For the Church Fathers, Mary was the “new Eve”, reversing Eve’s disobedience by her obedience. In the age of the councils, the second Nicene Creed is careful to include that Christ “was incarnate by the Holy Spirit and of the Virgin Mary, and was made man”. At the Council of Ephesus in AD 431, Mary was described as “Theotokos” a Greek term that literally means “the God bearer” (or, as translated in the West, “The Mother of God”) who was worthy, not of worship, but of veneration. As a type or icon of the Church, medieval believers sought her prayers on their behalf, just as they would ask for the prayers of a neighbor or friend, for the Church is both militant (here on earth) and triumphant (in heaven) separated only by the thin veil of death. Even among the reformers, Mary is seen as unique. While Luther’s view of Mary would moderate and shift over the course of his life, he believed in her perpetual virginity and advocated the use of the early version of the “Hail Mary” (that is, “Hail Mary, full of grace, the Lord is with thee. Blessed art thou among women and blessed is the fruit of thy womb, Jesus”) as a sign of reverence for and devotion.

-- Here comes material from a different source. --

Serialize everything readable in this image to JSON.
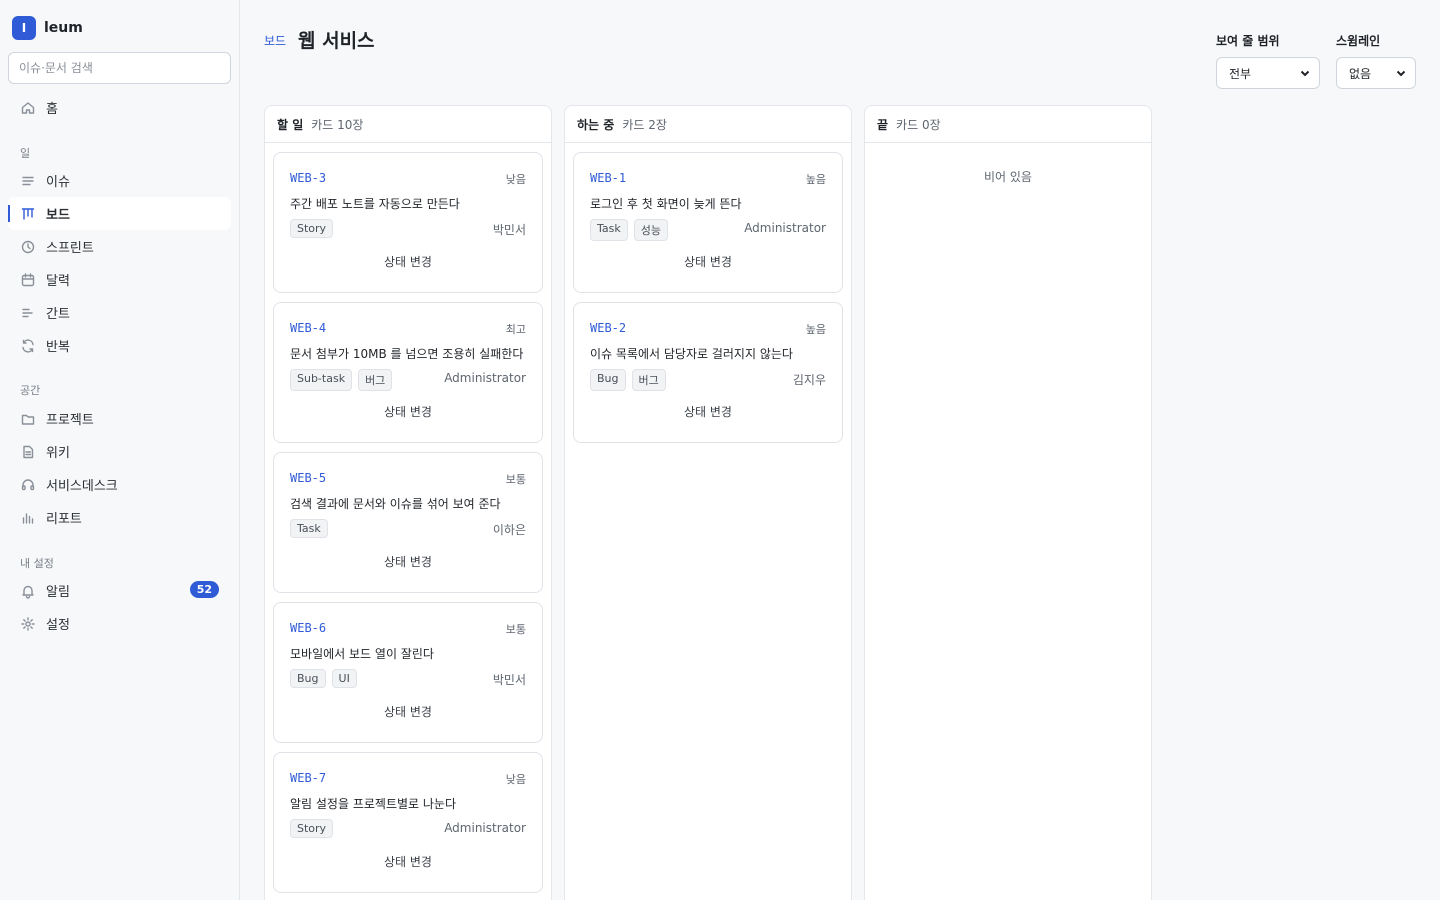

If one honestly approaches Scripture and tradition, there is little doubt that there is something unique about Mary. From her response to the angel, “Behold the maidservant of the Lord! Let it be to me according to your word” to the radical reversal of values in the Magnificat, “He has scattered those who are proud in the thoughts of their hearts, He has brought down rulers from their thrones, but has exalted the humble. He has filled the hungry with good things, but has sent the rich away empty.” Mary is a model for the Church.
For myself, and I speak only for myself, I have no hesitation honoring Mary as “the God bearer”. I have no hesitation saying a prayer or singing a hymn that gives her praise. In fact, in doing so, I believe that I have scriptural warrant, “for behold, henceforth all generations will call me blessed.” Moreover, for myself, I have no hesitation asking her to add her prayers to mine, knowing that she loves the Church and that she models and exemplifies what it means to love God.
So, with the angel and believers through the centuries this Christmastide I can also say, “Hail Mary, full of grace, the Lord is with thee…”